Difficulties ease considerably in the upper section, and Bole terminated his route on the crest. From here eight pitches of predominantly mixed climbing via Ship of Fools lead to the summit.
Although we were the first to climb the route to the summit, we congratulate “Bubu” Bole for his performance. Climbing such an uncompromising line from the ground up in 13 days commands respect, especially since he on- sighted every pitch.
Almost all belays are equipped with two bolts, and there are in-situ pegs. However, repeating the route in complete alpine style may prove difficult, as there are no good bivouac sites in the lower section and collecting water is difficult.
The two of us also made a two-day alpine-style ascent of Eternal Flame on Trango Tower, to the top of the pillar and junction with the British route (28 pitches) but didn’t continue to the summit. We climbed the approach couloir above Trango base camp in the morning, continued up the eight pitches to Sun Terrace in the afternoon, and after a bivouac reached our high point in eight hours the following day, negotiating the rock difficulties at 7b and A2.
Elsewhere, Matthias and Karl attempted The Flame via the American route, Under Fire (5.10+X A3 M5 AI 4), climbed by Brian McMahon and Josh Wharton in 2002. However, bad conditions prevented them from reaching the summit.

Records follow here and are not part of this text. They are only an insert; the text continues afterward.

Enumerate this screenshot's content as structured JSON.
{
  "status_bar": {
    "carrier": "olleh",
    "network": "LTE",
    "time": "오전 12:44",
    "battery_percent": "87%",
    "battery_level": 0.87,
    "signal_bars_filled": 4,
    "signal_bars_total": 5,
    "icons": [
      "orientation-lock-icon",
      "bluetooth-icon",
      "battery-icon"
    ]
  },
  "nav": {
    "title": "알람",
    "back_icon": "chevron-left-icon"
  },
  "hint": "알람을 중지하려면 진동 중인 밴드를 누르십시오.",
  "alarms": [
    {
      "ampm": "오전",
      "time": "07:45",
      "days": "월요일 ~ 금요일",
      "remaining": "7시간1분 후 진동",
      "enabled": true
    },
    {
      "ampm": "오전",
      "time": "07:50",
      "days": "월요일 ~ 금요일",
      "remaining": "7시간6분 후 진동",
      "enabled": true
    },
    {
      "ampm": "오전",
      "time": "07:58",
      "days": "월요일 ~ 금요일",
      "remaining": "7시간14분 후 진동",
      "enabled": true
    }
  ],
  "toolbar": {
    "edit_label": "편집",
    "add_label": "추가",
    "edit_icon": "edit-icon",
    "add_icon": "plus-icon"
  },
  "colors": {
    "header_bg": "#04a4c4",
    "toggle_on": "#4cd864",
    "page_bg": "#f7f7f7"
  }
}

They then climbed the normal route on Great Trango and later made the second known ascent of Trango II (6,327m). Starting early on August 19 and traveling light, the pair climbed the huge couloir on the southwest flank that falls from just north of the summit to the Trango Glacier close to Shipton base camp. At two- thirds height they headed up right through a mixed section to the final summit ice field (55° and M5). The last four pitches proved to be the crux. They reached the summit at 2 p.m. and rappelled and downclimbed their line of ascent partway, before bivouacking for the night. Next morning they made it back to base camp.
[Editor's note: Trango II was climbed in 1995 by Antonio Aquerreta, Ferman Izco, and Mikel Zabalza, via the broad snowy southeast ridge above Trango Monk. Jonathan Clearwater, Jeremy Frimer, and Sam Johnson nearly reached the summit in 2005 after their ascent of the Severance or southwest ridge. It seems likely there could have been other ascents. It is believed the couloir used by the Austrians has been climbed for at least part of its length before.]
Lastly we two made the first ascent of a ca 5,400m tower dubbed Little Shipton. This is the triangular wall to the right of, and just beyond, Shipton Spire. Despite the uninviting appearance of the east face, we found perfect steep rock. The central part of the wall overhangs, and lack of cracks forced us to start toward the right side. After four pitches we traversed right (crux, 7a+, 1 bolt), to focus on crack systems on the ridge. One crack followed another, and after some wonderfully enjoyable pitches (mostly 6b) we reached the highest point. We rappelled the route using mostly flakes and blocks but placing four bolts. We climbed the 550m, 14-pitch Winds of Change (7a+) alpine style in six hours.
Hansjörg Auer and Thomas Scheiber, Austria